Cataract surgery accompanied with implantation of an intraocular lens implant remains the most commonly performed surgery in the field of ophthalmology. It is estimated that over 18,000,000 cataract surgeries are performed each year in the world. Perhaps even more amazing, experts in the public health field tell us that in spite of this large number of cataract surgeries, every year more people suffer from visual and functional handicap secondary to cataract. In the advanced countries, approximately 8 per 1000 population undergo cataract surgery each year, and in the USA where surgeons and health care resources are widely available, the number is 10 per thousand. If these are the ideal numbers in a world with unlimited resources, we should be doing 50,000,000 cataract surgeries per year, or 2.5 times the number currently performed. In most cases, an intraocular lens is implanted, today usually a posterior chamber IOL. We are all aware that intraocular lens implantation began with Sir Harold Ridley’s first surgery on November 29, 1949, and that this brilliant innovator started with and persisted throughout his decades of innovation in implanting intraocular lens implants exclusively in the posterior chamber after extracapsular cataract extraction. History has confirmed the wisdom of this preference. Intraocular Lens Implant Surgery, while at a high state of development, continues to evolve as a combination of innovative surgeons and a well capitalized supporting industry work their magic through the innovation cycle. Their remain many unmet needs in the field of intraocular lens implantation. With growing demand in the face of reduced healthcare financial resources, we need in many parts of the world more efficient and economical models of surgery. Even in advanced countries, the variability of outcome one surgeon and one patient to another is a concern, and should respond to improved technology and education. At the cutting edge, specialized intraocular lens implants customized to the needs and desires of a small cohorts of patients are being developed and utilized. In the future, we can imagine a single lens implant customized to the needs, optics and ocular anatomy of the individual patient. These new and unique intraocular lens implants are the subject of this fascinating new book on “Premium and Specialized Intraocular Lenses’ edited by Guy Kleinmann, Ehud I. Assia and the late David J. Apple. In this book we are treated to an introductory chapter on ‘The Evolution of Intraocular Lenses” that was likely one of my friends David Apple’s last works to be published. For me, this chapter alone makes the book worthy of acquiring, as it is a priceless summary by Dr. Apple and two of his close colleagues regarding his thoughts near the end of his extraordinary career. Following this fascinating and historical summary are Chapters on Accommodating IOL’s, Telescopic IOL’s, Supplementary IOL’s, Full Size IOL’s, and Iris Prosthesis. The authors selected are experienced and knowledgeable. Each of the Chapters is well written, illustrated and full of cutting edge information and clinical pearls not easily accessed in any other source. The book is an easy read, and I learned many clinically useful details regarding these specialized IOL’s. I recommend this book to the cataract surgeon who wishes to stay current with the newest emerging technologies in the intraocular lens and iris implantation field. I thank the editors for a well written, concise and clinically useful summary of the state of the art, and for another opportunity to learn from my much missed friend and colleague David J. Apple.

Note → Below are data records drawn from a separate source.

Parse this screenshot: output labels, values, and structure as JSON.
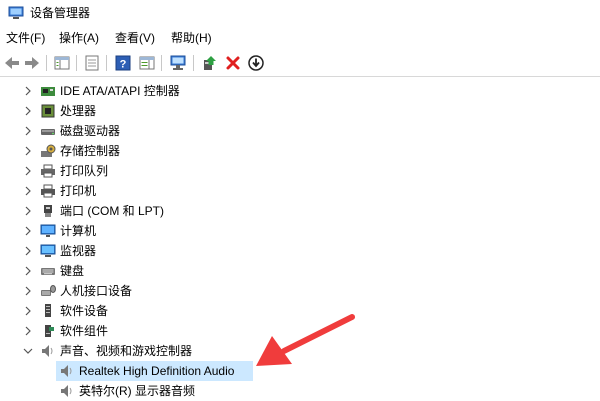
{
  "window": {
    "title": "设备管理器"
  },
  "menu": [
    {
      "label": "文件(F)"
    },
    {
      "label": "操作(A)"
    },
    {
      "label": "查看(V)"
    },
    {
      "label": "帮助(H)"
    }
  ],
  "toolbar": {
    "buttons": [
      {
        "icon": "back-arrow-icon"
      },
      {
        "icon": "forward-arrow-icon"
      },
      {
        "icon": "show-hide-console-tree-icon"
      },
      {
        "icon": "properties-icon"
      },
      {
        "icon": "help-icon"
      },
      {
        "icon": "action-pane-icon"
      },
      {
        "icon": "scan-hardware-changes-icon"
      },
      {
        "icon": "update-driver-icon"
      },
      {
        "icon": "uninstall-device-icon"
      },
      {
        "icon": "download-driver-icon"
      }
    ]
  },
  "tree": {
    "items": [
      {
        "label": "IDE ATA/ATAPI 控制器",
        "icon": "ide-controller-icon",
        "expanded": false
      },
      {
        "label": "处理器",
        "icon": "processor-icon",
        "expanded": false
      },
      {
        "label": "磁盘驱动器",
        "icon": "disk-drive-icon",
        "expanded": false
      },
      {
        "label": "存储控制器",
        "icon": "storage-controller-icon",
        "expanded": false
      },
      {
        "label": "打印队列",
        "icon": "print-queue-icon",
        "expanded": false
      },
      {
        "label": "打印机",
        "icon": "printer-icon",
        "expanded": false
      },
      {
        "label": "端口 (COM 和 LPT)",
        "icon": "port-icon",
        "expanded": false
      },
      {
        "label": "计算机",
        "icon": "computer-icon",
        "expanded": false
      },
      {
        "label": "监视器",
        "icon": "monitor-icon",
        "expanded": false
      },
      {
        "label": "键盘",
        "icon": "keyboard-icon",
        "expanded": false
      },
      {
        "label": "人机接口设备",
        "icon": "hid-icon",
        "expanded": false
      },
      {
        "label": "软件设备",
        "icon": "software-device-icon",
        "expanded": false
      },
      {
        "label": "软件组件",
        "icon": "software-component-icon",
        "expanded": false
      },
      {
        "label": "声音、视频和游戏控制器",
        "icon": "speaker-icon",
        "expanded": true
      }
    ],
    "children": [
      {
        "label": "Realtek High Definition Audio",
        "icon": "speaker-icon",
        "selected": true
      },
      {
        "label": "英特尔(R) 显示器音频",
        "icon": "speaker-icon",
        "selected": false
      }
    ]
  },
  "annotation": {
    "icon": "red-pointer-arrow",
    "color": "#f03c3c"
  },
  "colors": {
    "selection": "#cce8ff",
    "accent": "#f03c3c"
  }
}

Richard L. Lindstrom
Adjunct Professor Emeritus
University of Minnesota Department of Ophthalmology
Founder and Attending Surgeon
Minnesota Eye Consultants; Visiting Professor
University of California
Irvine Gavin Herbert Eye Institute, Irvine